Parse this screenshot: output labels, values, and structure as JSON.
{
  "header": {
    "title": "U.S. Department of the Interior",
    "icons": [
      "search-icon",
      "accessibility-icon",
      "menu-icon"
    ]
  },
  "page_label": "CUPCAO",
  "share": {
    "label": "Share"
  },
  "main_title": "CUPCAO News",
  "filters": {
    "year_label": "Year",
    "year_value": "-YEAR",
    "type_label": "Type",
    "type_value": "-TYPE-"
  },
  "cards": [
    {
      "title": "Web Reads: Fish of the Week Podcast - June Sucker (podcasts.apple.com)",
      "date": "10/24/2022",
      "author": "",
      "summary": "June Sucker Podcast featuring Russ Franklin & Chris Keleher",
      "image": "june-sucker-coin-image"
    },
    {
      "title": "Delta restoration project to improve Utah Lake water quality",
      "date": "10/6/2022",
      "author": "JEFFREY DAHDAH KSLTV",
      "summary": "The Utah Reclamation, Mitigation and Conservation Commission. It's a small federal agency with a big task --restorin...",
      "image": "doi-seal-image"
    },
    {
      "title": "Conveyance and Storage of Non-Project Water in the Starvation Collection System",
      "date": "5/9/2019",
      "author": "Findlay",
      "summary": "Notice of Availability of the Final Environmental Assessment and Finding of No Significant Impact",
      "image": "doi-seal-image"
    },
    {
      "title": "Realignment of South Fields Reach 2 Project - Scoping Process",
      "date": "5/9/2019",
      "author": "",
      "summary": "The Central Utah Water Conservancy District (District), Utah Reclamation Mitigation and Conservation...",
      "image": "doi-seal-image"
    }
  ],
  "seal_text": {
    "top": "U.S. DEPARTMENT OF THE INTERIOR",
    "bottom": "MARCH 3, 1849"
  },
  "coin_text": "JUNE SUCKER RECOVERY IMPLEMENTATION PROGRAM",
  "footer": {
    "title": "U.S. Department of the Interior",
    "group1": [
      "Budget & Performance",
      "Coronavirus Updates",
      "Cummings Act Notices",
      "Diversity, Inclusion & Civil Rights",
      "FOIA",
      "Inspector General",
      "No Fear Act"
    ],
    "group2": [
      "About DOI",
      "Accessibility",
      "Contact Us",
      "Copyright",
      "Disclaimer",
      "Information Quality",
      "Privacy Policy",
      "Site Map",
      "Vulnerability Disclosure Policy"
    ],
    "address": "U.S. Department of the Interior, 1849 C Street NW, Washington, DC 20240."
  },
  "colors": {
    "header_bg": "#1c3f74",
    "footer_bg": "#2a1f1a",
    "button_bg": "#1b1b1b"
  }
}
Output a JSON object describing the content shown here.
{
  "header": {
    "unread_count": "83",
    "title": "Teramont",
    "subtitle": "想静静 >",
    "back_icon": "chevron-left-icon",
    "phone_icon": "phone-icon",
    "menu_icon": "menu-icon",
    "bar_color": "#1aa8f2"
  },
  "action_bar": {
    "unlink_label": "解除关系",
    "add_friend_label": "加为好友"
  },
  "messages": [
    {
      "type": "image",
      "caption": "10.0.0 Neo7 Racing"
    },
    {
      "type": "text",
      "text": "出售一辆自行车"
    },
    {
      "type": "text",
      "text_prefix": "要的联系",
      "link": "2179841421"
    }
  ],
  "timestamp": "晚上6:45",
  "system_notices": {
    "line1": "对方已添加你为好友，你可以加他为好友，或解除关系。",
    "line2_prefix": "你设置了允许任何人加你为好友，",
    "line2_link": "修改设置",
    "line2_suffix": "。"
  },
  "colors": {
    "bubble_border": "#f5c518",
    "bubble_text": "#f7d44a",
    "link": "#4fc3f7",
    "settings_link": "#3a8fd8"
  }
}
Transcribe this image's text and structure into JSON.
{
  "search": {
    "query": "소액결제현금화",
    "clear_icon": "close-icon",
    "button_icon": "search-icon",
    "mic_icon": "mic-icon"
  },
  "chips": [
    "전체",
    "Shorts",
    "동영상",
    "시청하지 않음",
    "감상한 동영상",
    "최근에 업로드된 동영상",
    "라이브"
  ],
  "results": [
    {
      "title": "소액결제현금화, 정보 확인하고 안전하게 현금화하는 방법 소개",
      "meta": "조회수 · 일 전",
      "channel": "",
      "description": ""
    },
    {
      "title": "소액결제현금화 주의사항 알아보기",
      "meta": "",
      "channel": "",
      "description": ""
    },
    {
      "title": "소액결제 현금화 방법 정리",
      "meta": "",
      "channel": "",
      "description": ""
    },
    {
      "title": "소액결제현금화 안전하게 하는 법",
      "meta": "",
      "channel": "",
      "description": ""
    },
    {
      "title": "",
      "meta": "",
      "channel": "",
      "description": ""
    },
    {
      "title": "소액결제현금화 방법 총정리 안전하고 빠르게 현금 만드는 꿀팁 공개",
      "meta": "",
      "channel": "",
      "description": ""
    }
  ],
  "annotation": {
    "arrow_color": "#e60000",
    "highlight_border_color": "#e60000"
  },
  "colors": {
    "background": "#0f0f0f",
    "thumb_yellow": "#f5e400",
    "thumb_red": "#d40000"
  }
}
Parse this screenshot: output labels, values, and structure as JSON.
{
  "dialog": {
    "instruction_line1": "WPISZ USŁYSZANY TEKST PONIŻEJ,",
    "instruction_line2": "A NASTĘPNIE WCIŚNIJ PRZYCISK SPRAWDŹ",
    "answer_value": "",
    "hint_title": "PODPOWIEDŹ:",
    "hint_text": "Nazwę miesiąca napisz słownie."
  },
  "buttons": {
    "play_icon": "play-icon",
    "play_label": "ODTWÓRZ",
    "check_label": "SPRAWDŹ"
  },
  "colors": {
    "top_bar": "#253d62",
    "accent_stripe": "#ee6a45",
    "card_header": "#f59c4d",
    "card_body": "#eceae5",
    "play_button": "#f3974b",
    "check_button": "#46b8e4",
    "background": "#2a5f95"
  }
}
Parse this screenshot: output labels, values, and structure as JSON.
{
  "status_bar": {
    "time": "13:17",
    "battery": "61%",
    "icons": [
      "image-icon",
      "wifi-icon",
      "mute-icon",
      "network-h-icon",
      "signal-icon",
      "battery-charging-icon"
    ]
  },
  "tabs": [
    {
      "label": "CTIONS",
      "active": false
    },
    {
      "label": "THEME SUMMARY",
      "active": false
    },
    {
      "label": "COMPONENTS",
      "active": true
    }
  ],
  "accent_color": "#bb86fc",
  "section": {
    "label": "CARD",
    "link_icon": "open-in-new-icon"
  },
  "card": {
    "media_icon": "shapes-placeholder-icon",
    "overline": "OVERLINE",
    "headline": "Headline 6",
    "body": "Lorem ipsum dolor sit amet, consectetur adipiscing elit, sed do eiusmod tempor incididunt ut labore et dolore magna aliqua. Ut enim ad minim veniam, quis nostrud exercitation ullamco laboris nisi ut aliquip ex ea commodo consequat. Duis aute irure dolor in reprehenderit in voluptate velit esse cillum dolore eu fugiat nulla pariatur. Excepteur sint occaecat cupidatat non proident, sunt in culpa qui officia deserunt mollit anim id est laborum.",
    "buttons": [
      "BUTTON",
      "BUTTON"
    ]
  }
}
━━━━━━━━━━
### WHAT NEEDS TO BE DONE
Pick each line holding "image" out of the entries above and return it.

### TASK RESPONSE
      "image": "june-sucker-coin-image"
      "image": "doi-seal-image"
      "image": "doi-seal-image"
      "image": "doi-seal-image"
      "type": "image",
Transcribe this image's text and structure into JSON.
      "image-icon",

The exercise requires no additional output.